§ WORK TO BE COMPLETED
Reproduce the data that follows in its entirety, character for character.

*** Opening of AVAILABLE DATA ***

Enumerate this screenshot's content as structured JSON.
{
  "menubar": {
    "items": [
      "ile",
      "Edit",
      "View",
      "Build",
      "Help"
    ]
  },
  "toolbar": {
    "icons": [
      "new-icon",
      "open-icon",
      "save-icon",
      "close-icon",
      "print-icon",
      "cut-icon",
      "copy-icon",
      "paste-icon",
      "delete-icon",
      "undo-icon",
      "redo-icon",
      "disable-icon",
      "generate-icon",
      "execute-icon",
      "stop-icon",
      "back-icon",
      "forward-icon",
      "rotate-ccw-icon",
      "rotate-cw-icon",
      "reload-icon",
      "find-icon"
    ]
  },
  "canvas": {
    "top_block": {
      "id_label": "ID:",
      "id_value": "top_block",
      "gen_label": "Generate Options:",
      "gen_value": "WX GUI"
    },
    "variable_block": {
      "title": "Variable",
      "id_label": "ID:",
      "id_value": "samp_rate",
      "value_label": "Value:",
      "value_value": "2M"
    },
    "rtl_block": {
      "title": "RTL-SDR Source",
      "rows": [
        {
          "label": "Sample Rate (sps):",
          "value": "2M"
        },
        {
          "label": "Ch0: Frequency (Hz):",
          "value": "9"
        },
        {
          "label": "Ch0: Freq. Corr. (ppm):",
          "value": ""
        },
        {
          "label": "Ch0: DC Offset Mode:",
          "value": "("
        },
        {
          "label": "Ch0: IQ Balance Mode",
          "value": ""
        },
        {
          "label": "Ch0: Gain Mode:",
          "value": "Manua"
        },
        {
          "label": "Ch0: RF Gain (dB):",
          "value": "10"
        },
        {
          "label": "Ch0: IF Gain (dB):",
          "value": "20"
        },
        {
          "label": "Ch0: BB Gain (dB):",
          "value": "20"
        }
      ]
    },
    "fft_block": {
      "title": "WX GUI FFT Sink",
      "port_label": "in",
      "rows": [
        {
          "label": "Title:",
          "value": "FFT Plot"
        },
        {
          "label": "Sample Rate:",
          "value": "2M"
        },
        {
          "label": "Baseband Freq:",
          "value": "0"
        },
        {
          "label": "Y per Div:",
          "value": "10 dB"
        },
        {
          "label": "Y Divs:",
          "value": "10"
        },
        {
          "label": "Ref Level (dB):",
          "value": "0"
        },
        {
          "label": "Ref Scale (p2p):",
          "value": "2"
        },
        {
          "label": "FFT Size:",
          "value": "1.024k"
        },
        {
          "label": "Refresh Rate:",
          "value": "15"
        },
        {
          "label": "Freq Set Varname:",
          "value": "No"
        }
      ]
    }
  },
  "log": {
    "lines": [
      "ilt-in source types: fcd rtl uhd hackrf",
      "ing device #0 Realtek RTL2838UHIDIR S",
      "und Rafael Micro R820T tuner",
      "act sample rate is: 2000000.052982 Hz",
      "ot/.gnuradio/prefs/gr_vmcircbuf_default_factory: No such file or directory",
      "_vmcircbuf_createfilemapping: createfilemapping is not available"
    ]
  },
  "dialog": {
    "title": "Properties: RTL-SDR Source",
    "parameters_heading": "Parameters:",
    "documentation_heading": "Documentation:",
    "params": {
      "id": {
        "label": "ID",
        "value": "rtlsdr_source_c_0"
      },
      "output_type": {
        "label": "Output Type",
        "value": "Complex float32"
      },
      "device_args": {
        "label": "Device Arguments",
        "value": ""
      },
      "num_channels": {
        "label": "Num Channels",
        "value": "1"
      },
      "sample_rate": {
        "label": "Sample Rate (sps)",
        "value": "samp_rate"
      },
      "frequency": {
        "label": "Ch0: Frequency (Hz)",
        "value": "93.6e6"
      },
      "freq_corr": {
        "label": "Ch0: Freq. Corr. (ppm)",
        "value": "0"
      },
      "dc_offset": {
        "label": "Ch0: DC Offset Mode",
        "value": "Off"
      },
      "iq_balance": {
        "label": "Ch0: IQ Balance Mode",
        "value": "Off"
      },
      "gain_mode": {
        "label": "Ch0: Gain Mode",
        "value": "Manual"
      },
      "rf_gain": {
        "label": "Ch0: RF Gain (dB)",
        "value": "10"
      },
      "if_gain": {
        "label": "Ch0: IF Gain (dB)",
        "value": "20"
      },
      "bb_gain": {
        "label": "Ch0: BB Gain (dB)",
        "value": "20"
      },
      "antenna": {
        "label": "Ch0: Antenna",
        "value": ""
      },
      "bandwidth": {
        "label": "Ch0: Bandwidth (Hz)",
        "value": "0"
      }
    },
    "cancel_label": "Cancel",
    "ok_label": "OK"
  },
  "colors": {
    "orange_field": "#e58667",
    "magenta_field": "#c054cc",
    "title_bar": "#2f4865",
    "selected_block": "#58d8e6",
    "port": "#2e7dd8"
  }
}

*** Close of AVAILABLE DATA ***

§ RESPONSE BOX
Enumerate this screenshot's content as structured JSON.
{
  "menubar": {
    "items": [
      "ile",
      "Edit",
      "View",
      "Build",
      "Help"
    ]
  },
  "toolbar": {
    "icons": [
      "new-icon",
      "open-icon",
      "save-icon",
      "close-icon",
      "print-icon",
      "cut-icon",
      "copy-icon",
      "paste-icon",
      "delete-icon",
      "undo-icon",
      "redo-icon",
      "disable-icon",
      "generate-icon",
      "execute-icon",
      "stop-icon",
      "back-icon",
      "forward-icon",
      "rotate-ccw-icon",
      "rotate-cw-icon",
      "reload-icon",
      "find-icon"
    ]
  },
  "canvas": {
    "top_block": {
      "id_label": "ID:",
      "id_value": "top_block",
      "gen_label": "Generate Options:",
      "gen_value": "WX GUI"
    },
    "variable_block": {
      "title": "Variable",
      "id_label": "ID:",
      "id_value": "samp_rate",
      "value_label": "Value:",
      "value_value": "2M"
    },
    "rtl_block": {
      "title": "RTL-SDR Source",
      "rows": [
        {
          "label": "Sample Rate (sps):",
          "value": "2M"
        },
        {
          "label": "Ch0: Frequency (Hz):",
          "value": "9"
        },
        {
          "label": "Ch0: Freq. Corr. (ppm):",
          "value": ""
        },
        {
          "label": "Ch0: DC Offset Mode:",
          "value": "("
        },
        {
          "label": "Ch0: IQ Balance Mode",
          "value": ""
        },
        {
          "label": "Ch0: Gain Mode:",
          "value": "Manua"
        },
        {
          "label": "Ch0: RF Gain (dB):",
          "value": "10"
        },
        {
          "label": "Ch0: IF Gain (dB):",
          "value": "20"
        },
        {
          "label": "Ch0: BB Gain (dB):",
          "value": "20"
        }
      ]
    },
    "fft_block": {
      "title": "WX GUI FFT Sink",
      "port_label": "in",
      "rows": [
        {
          "label": "Title:",
          "value": "FFT Plot"
        },
        {
          "label": "Sample Rate:",
          "value": "2M"
        },
        {
          "label": "Baseband Freq:",
          "value": "0"
        },
        {
          "label": "Y per Div:",
          "value": "10 dB"
        },
        {
          "label": "Y Divs:",
          "value": "10"
        },
        {
          "label": "Ref Level (dB):",
          "value": "0"
        },
        {
          "label": "Ref Scale (p2p):",
          "value": "2"
        },
        {
          "label": "FFT Size:",
          "value": "1.024k"
        },
        {
          "label": "Refresh Rate:",
          "value": "15"
        },
        {
          "label": "Freq Set Varname:",
          "value": "No"
        }
      ]
    }
  },
  "log": {
    "lines": [
      "ilt-in source types: fcd rtl uhd hackrf",
      "ing device #0 Realtek RTL2838UHIDIR S",
      "und Rafael Micro R820T tuner",
      "act sample rate is: 2000000.052982 Hz",
      "ot/.gnuradio/prefs/gr_vmcircbuf_default_factory: No such file or directory",
      "_vmcircbuf_createfilemapping: createfilemapping is not available"
    ]
  },
  "dialog": {
    "title": "Properties: RTL-SDR Source",
    "parameters_heading": "Parameters:",
    "documentation_heading": "Documentation:",
    "params": {
      "id": {
        "label": "ID",
        "value": "rtlsdr_source_c_0"
      },
      "output_type": {
        "label": "Output Type",
        "value": "Complex float32"
      },
      "device_args": {
        "label": "Device Arguments",
        "value": ""
      },
      "num_channels": {
        "label": "Num Channels",
        "value": "1"
      },
      "sample_rate": {
        "label": "Sample Rate (sps)",
        "value": "samp_rate"
      },
      "frequency": {
        "label": "Ch0: Frequency (Hz)",
        "value": "93.6e6"
      },
      "freq_corr": {
        "label": "Ch0: Freq. Corr. (ppm)",
        "value": "0"
      },
      "dc_offset": {
        "label": "Ch0: DC Offset Mode",
        "value": "Off"
      },
      "iq_balance": {
        "label": "Ch0: IQ Balance Mode",
        "value": "Off"
      },
      "gain_mode": {
        "label": "Ch0: Gain Mode",
        "value": "Manual"
      },
      "rf_gain": {
        "label": "Ch0: RF Gain (dB)",
        "value": "10"
      },
      "if_gain": {
        "label": "Ch0: IF Gain (dB)",
        "value": "20"
      },
      "bb_gain": {
        "label": "Ch0: BB Gain (dB)",
        "value": "20"
      },
      "antenna": {
        "label": "Ch0: Antenna",
        "value": ""
      },
      "bandwidth": {
        "label": "Ch0: Bandwidth (Hz)",
        "value": "0"
      }
    },
    "cancel_label": "Cancel",
    "ok_label": "OK"
  },
  "colors": {
    "orange_field": "#e58667",
    "magenta_field": "#c054cc",
    "title_bar": "#2f4865",
    "selected_block": "#58d8e6",
    "port": "#2e7dd8"
  }
}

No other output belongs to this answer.